Construction of Planned Wastewater Treatment Upgrade Starting Soon
Genoa Charter Township wishes to inform residents of the upcoming start of construction for the Consolidation of the Oak Pointe Wastewater Treatment Plant with the Genoa Oceola Wastewater
Treatment Plant. This project is the culmination of many years of planning, public information meetings, citizen advisory groups, and engineering studies. The project consists of three phases:
Phase 1: Upgrades to the existing Genoa Oceola Wastewater Treatment (WWTP) to accept the flow from Oak Pointe
Phase 2: The installation of just under 5 miles of force main along Chilson Road
Phase 3: Conversion of the existing Oak Pointe Wastewater Treatment Plant to a pump station
The projected construction schedule is outlined below:
Upgrades at the Genoa-Oceola WWTP: August 2014 - April 2015
Installation of 5 miles of Force Main along Chilson Road: September 2014 - December 2014
Conversion of Oak Pointe WWTP to a pump station: April 2015 - August 2015
For additional information and background on this project, please see the related document on the right hand side of this page
Debt Fee Structure
To fund the design, legal, financial advisor and construction costs associated with this project, the Township sold Capital Improvement Bonds for $6,000,000 in July 2014. We received very
favorable interest rates (3.4%) for the 22 year term of the bond.
The debt repayment method for this project will be via a new debt charge on the quarterly sewer bill. This will be added as a mixture of a flat rate and metered portion, as requested by numerous
For more information on the rates and to see a sample bill see the September 2014 Brochure on the right hand side of this page.
Why Is This Project Needed?
• The existing treatment technology at the Oak
Pointe plant is antiquated
• There are continuing numerous regulatory violations, primarily associated with sodium and chloride
• This project will remove a source of groundwater contamination impacting residents downstream of the plant
• The existing plant discharges to groundwater,
which has increasing environmental regulations, and is a potential liability for existing customers
• This project will consolidate 2 wastewater treatment plants into one, which has support from the State and will reduce energy and chemical usage.
• Residents no longer have to use potassium chloride for water softeners, resulting in a savings of
$200-$400/year, depending on the amount water used and the individual water softener settings.

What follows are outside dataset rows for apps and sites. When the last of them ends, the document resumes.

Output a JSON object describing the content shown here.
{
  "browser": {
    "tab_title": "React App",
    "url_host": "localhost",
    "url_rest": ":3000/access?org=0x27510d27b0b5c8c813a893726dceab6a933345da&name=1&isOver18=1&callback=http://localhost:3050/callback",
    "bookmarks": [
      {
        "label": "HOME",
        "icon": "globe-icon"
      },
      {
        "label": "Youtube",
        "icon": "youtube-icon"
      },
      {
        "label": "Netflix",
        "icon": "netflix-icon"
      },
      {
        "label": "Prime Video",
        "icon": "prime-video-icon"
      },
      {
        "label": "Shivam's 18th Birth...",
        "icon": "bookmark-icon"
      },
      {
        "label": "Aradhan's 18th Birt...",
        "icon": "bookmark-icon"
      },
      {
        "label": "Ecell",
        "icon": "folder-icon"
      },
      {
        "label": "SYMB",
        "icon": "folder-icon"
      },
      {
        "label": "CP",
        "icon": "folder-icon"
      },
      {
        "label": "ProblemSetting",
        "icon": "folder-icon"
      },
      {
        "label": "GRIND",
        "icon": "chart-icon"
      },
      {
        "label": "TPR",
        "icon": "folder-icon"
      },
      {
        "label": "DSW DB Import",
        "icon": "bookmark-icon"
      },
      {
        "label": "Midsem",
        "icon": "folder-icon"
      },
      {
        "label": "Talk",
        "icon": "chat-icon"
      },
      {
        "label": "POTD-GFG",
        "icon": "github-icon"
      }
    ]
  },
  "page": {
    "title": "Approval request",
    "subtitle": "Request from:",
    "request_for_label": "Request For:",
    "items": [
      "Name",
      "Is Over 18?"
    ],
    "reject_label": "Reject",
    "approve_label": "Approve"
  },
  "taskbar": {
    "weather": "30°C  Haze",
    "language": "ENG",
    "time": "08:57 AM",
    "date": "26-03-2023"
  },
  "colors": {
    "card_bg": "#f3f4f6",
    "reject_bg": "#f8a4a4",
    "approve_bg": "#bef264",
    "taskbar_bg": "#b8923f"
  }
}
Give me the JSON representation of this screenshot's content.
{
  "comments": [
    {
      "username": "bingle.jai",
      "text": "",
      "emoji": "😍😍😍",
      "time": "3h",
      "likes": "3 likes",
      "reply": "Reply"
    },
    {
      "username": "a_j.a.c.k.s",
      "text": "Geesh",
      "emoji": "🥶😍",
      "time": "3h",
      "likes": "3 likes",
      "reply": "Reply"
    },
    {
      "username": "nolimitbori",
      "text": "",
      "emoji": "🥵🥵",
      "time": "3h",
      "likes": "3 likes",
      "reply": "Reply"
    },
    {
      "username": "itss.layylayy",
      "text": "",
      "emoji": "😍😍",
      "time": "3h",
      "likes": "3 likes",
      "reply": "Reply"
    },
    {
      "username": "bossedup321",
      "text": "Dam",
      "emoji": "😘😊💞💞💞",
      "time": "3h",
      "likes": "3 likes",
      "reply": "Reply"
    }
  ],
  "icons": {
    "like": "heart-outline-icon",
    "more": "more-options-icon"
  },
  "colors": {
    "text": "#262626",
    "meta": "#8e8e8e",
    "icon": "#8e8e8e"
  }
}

Residents can stop using potassium chloride in approximately February 2015.